## Aim of the task
Please quote the material exactly, every line of it.

## Records supplied
◆ ◆ ◆ ◆

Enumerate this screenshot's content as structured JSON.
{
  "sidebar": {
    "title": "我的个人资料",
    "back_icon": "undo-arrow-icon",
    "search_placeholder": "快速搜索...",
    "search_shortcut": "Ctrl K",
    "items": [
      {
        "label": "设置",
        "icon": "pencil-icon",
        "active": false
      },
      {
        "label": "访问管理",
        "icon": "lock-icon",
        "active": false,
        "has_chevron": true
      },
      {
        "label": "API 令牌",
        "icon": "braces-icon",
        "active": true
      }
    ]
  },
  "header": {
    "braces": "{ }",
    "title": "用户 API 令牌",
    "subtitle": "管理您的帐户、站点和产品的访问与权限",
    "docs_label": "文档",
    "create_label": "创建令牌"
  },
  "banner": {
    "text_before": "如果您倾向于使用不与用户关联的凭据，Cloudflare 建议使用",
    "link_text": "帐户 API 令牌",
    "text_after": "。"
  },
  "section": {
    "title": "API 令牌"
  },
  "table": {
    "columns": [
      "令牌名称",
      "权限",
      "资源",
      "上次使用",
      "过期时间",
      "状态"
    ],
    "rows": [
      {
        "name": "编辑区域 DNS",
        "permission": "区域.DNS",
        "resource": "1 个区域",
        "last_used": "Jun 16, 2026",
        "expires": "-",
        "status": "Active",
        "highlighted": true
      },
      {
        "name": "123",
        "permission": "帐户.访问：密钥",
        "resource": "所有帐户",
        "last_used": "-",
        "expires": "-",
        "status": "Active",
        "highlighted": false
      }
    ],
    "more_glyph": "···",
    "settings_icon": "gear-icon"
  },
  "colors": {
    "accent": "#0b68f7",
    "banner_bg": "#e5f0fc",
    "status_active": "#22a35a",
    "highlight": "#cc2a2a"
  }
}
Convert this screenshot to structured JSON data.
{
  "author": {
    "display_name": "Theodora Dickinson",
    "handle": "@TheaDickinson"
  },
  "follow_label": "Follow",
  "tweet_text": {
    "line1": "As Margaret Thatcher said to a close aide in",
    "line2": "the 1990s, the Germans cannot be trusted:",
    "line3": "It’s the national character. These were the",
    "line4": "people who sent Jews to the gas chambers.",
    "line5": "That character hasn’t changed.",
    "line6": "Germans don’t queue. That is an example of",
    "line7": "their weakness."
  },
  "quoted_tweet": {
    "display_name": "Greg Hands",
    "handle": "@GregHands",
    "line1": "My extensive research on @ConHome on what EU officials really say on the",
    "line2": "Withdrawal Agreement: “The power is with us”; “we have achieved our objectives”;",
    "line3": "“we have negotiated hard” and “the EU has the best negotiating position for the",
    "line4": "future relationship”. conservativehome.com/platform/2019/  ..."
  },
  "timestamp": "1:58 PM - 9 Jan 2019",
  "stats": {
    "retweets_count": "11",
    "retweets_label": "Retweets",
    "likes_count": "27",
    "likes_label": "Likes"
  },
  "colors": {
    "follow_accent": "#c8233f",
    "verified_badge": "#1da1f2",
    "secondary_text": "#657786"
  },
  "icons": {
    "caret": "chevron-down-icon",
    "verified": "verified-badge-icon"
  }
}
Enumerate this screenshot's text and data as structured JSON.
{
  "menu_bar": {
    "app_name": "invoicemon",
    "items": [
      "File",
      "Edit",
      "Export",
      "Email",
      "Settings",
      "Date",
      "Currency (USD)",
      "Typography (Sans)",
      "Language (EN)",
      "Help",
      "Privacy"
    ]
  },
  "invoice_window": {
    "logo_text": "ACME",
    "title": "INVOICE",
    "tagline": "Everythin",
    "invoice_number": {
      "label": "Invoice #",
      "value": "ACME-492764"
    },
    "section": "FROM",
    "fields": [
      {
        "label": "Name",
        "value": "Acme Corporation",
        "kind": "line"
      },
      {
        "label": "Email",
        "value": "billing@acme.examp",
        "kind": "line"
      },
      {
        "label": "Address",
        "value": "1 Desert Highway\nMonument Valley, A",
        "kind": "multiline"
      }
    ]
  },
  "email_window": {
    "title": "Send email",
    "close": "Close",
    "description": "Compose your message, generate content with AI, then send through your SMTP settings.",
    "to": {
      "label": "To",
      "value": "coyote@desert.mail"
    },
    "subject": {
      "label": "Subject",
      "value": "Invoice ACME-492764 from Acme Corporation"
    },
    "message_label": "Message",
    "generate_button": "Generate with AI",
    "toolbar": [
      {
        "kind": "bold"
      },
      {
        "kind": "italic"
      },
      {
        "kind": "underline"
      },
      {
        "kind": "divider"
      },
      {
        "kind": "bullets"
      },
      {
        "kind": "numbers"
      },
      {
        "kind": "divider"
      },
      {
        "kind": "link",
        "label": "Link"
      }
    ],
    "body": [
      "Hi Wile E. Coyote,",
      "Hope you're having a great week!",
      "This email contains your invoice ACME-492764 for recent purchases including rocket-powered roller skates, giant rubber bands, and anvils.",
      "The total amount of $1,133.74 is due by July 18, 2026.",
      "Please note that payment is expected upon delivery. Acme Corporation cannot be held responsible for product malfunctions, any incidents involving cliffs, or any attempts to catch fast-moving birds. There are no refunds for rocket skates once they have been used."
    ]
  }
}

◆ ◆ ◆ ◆

## Answer to the problem
Enumerate this screenshot's content as structured JSON.
{
  "sidebar": {
    "title": "我的个人资料",
    "back_icon": "undo-arrow-icon",
    "search_placeholder": "快速搜索...",
    "search_shortcut": "Ctrl K",
    "items": [
      {
        "label": "设置",
        "icon": "pencil-icon",
        "active": false
      },
      {
        "label": "访问管理",
        "icon": "lock-icon",
        "active": false,
        "has_chevron": true
      },
      {
        "label": "API 令牌",
        "icon": "braces-icon",
        "active": true
      }
    ]
  },
  "header": {
    "braces": "{ }",
    "title": "用户 API 令牌",
    "subtitle": "管理您的帐户、站点和产品的访问与权限",
    "docs_label": "文档",
    "create_label": "创建令牌"
  },
  "banner": {
    "text_before": "如果您倾向于使用不与用户关联的凭据，Cloudflare 建议使用",
    "link_text": "帐户 API 令牌",
    "text_after": "。"
  },
  "section": {
    "title": "API 令牌"
  },
  "table": {
    "columns": [
      "令牌名称",
      "权限",
      "资源",
      "上次使用",
      "过期时间",
      "状态"
    ],
    "rows": [
      {
        "name": "编辑区域 DNS",
        "permission": "区域.DNS",
        "resource": "1 个区域",
        "last_used": "Jun 16, 2026",
        "expires": "-",
        "status": "Active",
        "highlighted": true
      },
      {
        "name": "123",
        "permission": "帐户.访问：密钥",
        "resource": "所有帐户",
        "last_used": "-",
        "expires": "-",
        "status": "Active",
        "highlighted": false
      }
    ],
    "more_glyph": "···",
    "settings_icon": "gear-icon"
  },
  "colors": {
    "accent": "#0b68f7",
    "banner_bg": "#e5f0fc",
    "status_active": "#22a35a",
    "highlight": "#cc2a2a"
  }
}
Convert this screenshot to structured JSON data.
{
  "author": {
    "display_name": "Theodora Dickinson",
    "handle": "@TheaDickinson"
  },
  "follow_label": "Follow",
  "tweet_text": {
    "line1": "As Margaret Thatcher said to a close aide in",
    "line2": "the 1990s, the Germans cannot be trusted:",
    "line3": "It’s the national character. These were the",
    "line4": "people who sent Jews to the gas chambers.",
    "line5": "That character hasn’t changed.",
    "line6": "Germans don’t queue. That is an example of",
    "line7": "their weakness."
  },
  "quoted_tweet": {
    "display_name": "Greg Hands",
    "handle": "@GregHands",
    "line1": "My extensive research on @ConHome on what EU officials really say on the",
    "line2": "Withdrawal Agreement: “The power is with us”; “we have achieved our objectives”;",
    "line3": "“we have negotiated hard” and “the EU has the best negotiating position for the",
    "line4": "future relationship”. conservativehome.com/platform/2019/  ..."
  },
  "timestamp": "1:58 PM - 9 Jan 2019",
  "stats": {
    "retweets_count": "11",
    "retweets_label": "Retweets",
    "likes_count": "27",
    "likes_label": "Likes"
  },
  "colors": {
    "follow_accent": "#c8233f",
    "verified_badge": "#1da1f2",
    "secondary_text": "#657786"
  },
  "icons": {
    "caret": "chevron-down-icon",
    "verified": "verified-badge-icon"
  }
}
Enumerate this screenshot's text and data as structured JSON.
{
  "menu_bar": {
    "app_name": "invoicemon",
    "items": [
      "File",
      "Edit",
      "Export",
      "Email",
      "Settings",
      "Date",
      "Currency (USD)",
      "Typography (Sans)",
      "Language (EN)",
      "Help",
      "Privacy"
    ]
  },
  "invoice_window": {
    "logo_text": "ACME",
    "title": "INVOICE",
    "tagline": "Everythin",
    "invoice_number": {
      "label": "Invoice #",
      "value": "ACME-492764"
    },
    "section": "FROM",
    "fields": [
      {
        "label": "Name",
        "value": "Acme Corporation",
        "kind": "line"
      },
      {
        "label": "Email",
        "value": "billing@acme.examp",
        "kind": "line"
      },
      {
        "label": "Address",
        "value": "1 Desert Highway\nMonument Valley, A",
        "kind": "multiline"
      }
    ]
  },
  "email_window": {
    "title": "Send email",
    "close": "Close",
    "description": "Compose your message, generate content with AI, then send through your SMTP settings.",
    "to": {
      "label": "To",
      "value": "coyote@desert.mail"
    },
    "subject": {
      "label": "Subject",
      "value": "Invoice ACME-492764 from Acme Corporation"
    },
    "message_label": "Message",
    "generate_button": "Generate with AI",
    "toolbar": [
      {
        "kind": "bold"
      },
      {
        "kind": "italic"
      },
      {
        "kind": "underline"
      },
      {
        "kind": "divider"
      },
      {
        "kind": "bullets"
      },
      {
        "kind": "numbers"
      },
      {
        "kind": "divider"
      },
      {
        "kind": "link",
        "label": "Link"
      }
    ],
    "body": [
      "Hi Wile E. Coyote,",
      "Hope you're having a great week!",
      "This email contains your invoice ACME-492764 for recent purchases including rocket-powered roller skates, giant rubber bands, and anvils.",
      "The total amount of $1,133.74 is due by July 18, 2026.",
      "Please note that payment is expected upon delivery. Acme Corporation cannot be held responsible for product malfunctions, any incidents involving cliffs, or any attempts to catch fast-moving birds. There are no refunds for rocket skates once they have been used."
    ]
  }
}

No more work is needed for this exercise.